The Federal Aviation Administration Modernization Act of 2012 directed the FAA to permit and regulate the use of UAS by private sector entities in the United States no later than Sept. 30, 2015. Prior to 2012, limited private UAS activity was permitted by the FAA for research and development purposes but commercial operation of UAS was prohibited. Implementation of the Modernization Act is now transitioning from the use of private UAS for research and development to broader commercial applications. On June 23, 2014, the FAA issued regulations specifying the conditions and requirements for private operation of UAS in the National Airspace System, and additional proposed regulations are expected to be published by the end of 2014. Regulations for the operation of aircraft in NAS are extensive and include qualified exceptions to requirements such as “see and avoid” that have previously made the use of private UAS impractical. The FAA has begun to issue permits for use of UAS on a company-by-company basis in very specific instances such as the film and utility industries.
Because of the potential for danger to the public from unregulated UAS operation, the FAA has been aggressive in its assertion of authority. In 2013, a $10,000 civil penalty was assessed on the unlicensed operator of a small remotely operated aircraft used to take photographs of the University of Virginia for compensation in 2011. Private UAS operators must obtain a Special Airworthiness Certificate from the FAA prior to any flight operations. Applications for a Special Airworthiness Certificate are generally viewable by the public. The information that must be provided as part of the FAA application is detailed, including such factors as the design specifications of the aircraft, its maximum speed and altitude, a description of how the UAS will be operated within the line-of-sight of its licensed pilot operator, and a description of the equipment to be used as part of the UAS, such as cameras.
Use of private UAS must also comply with all applicable state laws and regulations. In 2013, Texas enacted a law setting parameters on the use of UAS for the purpose of taking pictures of persons or property. The statute makes use of UAS for purposes of capturing images permissible for a number of applications including taking pictures of public property and persons on such property and use by a number of specified industries including electric and gas utilities, licensed realtors, pipeline operators and port authorities.
The Texas statute does, however, make it a misdemeanor offense to capture, possess, disclose, distribute or display images of persons on private property outside the affirmatively approved categories of UAS operation. It also allows persons improperly photographed or videoed to bring lawsuits for civil penalties of $5,000 to $10,000 per incident.

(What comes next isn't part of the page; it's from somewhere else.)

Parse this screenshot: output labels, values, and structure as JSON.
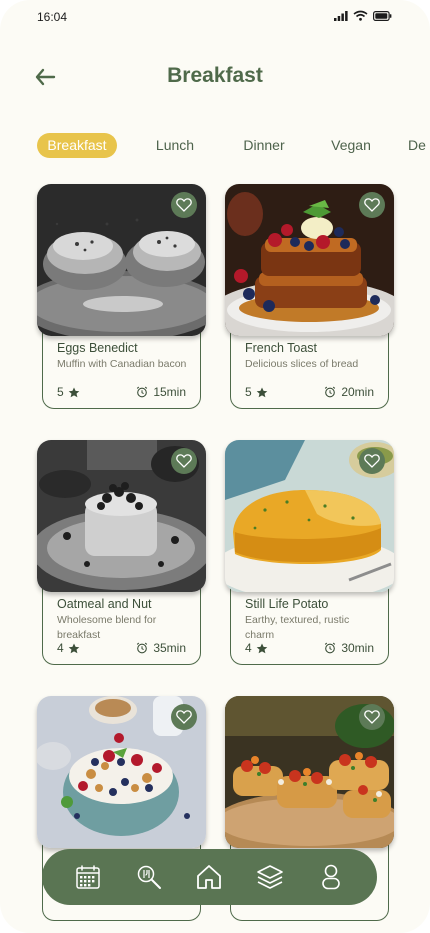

The Texas statute provides a number of defenses to prosecution, so implementation of carefully-drafted policies related to the operation of UAS and the storage and use of any images is essential to any commercial use of UAS.
Additionally, companies and individuals wanting to use drones may not be adequately insured for liabilities arising out of their use. Many policies contain “aircraft” exclusions and other language that can impair coverage.